=== REQUIRED WORK ===
What is needed here is every line of the records that includes "example".

(Records from a dataset)
━━━━━━━━━━━━━━━━━━━━━━━━━━━━━━
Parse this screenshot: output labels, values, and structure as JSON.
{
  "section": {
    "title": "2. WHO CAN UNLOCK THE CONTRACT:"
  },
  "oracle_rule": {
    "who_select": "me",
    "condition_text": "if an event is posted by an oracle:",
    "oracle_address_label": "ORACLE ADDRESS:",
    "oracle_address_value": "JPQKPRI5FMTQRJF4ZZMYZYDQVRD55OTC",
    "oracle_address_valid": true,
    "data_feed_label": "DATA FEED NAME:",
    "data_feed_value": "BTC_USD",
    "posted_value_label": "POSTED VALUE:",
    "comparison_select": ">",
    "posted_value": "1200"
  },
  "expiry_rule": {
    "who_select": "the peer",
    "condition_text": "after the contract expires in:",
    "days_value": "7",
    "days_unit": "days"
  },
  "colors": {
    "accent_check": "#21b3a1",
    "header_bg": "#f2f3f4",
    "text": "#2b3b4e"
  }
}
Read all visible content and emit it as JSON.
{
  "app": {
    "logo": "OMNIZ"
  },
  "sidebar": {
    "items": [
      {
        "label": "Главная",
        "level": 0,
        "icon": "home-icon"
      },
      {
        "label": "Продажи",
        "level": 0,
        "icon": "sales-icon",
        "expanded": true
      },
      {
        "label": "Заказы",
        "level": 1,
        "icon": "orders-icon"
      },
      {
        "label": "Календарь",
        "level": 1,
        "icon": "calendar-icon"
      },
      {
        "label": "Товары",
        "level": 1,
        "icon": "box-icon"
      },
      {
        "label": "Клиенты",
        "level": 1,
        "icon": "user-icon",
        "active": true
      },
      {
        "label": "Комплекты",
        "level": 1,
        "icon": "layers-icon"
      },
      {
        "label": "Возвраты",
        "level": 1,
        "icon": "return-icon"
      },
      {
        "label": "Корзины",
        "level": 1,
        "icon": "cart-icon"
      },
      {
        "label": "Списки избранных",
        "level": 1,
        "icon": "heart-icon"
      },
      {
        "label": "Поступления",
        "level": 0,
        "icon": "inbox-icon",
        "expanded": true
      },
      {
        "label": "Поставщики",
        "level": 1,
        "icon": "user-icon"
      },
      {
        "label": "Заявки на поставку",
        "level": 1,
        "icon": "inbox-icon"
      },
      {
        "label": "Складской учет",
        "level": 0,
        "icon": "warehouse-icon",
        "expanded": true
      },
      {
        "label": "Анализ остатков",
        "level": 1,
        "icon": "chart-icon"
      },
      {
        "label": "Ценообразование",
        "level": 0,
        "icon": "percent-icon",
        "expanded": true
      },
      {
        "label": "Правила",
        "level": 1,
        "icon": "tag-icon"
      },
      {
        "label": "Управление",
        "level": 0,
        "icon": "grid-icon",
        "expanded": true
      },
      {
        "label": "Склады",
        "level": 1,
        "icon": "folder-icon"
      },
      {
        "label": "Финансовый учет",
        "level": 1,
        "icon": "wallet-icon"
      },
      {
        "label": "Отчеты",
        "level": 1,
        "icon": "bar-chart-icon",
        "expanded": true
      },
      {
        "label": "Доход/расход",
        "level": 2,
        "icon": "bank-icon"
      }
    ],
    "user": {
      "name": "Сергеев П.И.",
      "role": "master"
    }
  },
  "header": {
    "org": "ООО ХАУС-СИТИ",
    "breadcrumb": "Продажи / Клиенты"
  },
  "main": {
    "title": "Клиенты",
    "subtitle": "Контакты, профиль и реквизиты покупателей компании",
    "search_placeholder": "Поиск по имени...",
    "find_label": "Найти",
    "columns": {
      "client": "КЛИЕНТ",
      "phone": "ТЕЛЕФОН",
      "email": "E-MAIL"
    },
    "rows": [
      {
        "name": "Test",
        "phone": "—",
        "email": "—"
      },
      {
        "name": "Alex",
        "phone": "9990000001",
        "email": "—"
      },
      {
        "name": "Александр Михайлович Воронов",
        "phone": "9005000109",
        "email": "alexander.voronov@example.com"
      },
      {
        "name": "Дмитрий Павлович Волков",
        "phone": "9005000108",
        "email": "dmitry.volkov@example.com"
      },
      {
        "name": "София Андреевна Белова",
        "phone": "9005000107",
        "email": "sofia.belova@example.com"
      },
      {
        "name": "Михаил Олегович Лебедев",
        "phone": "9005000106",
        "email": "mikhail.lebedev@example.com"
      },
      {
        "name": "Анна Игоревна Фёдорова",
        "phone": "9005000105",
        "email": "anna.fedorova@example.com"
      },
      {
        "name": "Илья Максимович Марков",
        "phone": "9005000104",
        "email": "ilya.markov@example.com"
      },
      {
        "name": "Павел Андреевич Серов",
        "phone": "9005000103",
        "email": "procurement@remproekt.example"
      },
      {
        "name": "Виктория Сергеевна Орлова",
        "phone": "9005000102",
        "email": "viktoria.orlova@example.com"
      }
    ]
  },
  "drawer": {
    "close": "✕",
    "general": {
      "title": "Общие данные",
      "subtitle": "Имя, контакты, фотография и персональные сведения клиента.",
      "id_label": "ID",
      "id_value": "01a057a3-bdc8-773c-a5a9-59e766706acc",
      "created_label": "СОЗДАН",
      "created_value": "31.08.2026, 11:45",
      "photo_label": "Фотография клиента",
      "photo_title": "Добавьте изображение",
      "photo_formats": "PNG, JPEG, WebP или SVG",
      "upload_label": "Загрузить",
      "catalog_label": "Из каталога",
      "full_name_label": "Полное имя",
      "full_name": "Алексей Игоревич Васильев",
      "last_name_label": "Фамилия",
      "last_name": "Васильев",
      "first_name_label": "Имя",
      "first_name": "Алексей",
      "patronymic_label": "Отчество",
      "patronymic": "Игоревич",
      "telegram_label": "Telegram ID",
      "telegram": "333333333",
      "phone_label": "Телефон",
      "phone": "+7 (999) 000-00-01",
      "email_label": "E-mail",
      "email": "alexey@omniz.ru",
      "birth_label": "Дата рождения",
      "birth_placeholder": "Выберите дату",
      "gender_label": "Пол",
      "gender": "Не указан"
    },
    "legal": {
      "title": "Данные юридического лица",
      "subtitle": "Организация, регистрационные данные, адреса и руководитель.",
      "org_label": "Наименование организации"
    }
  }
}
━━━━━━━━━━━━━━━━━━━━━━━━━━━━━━
=== YOUR RESPONSE ===
        "email": "alexander.voronov@example.com"
        "email": "dmitry.volkov@example.com"
        "email": "sofia.belova@example.com"
        "email": "mikhail.lebedev@example.com"
        "email": "anna.fedorova@example.com"
        "email": "ilya.markov@example.com"
        "email": "procurement@remproekt.example"
        "email": "viktoria.orlova@example.com"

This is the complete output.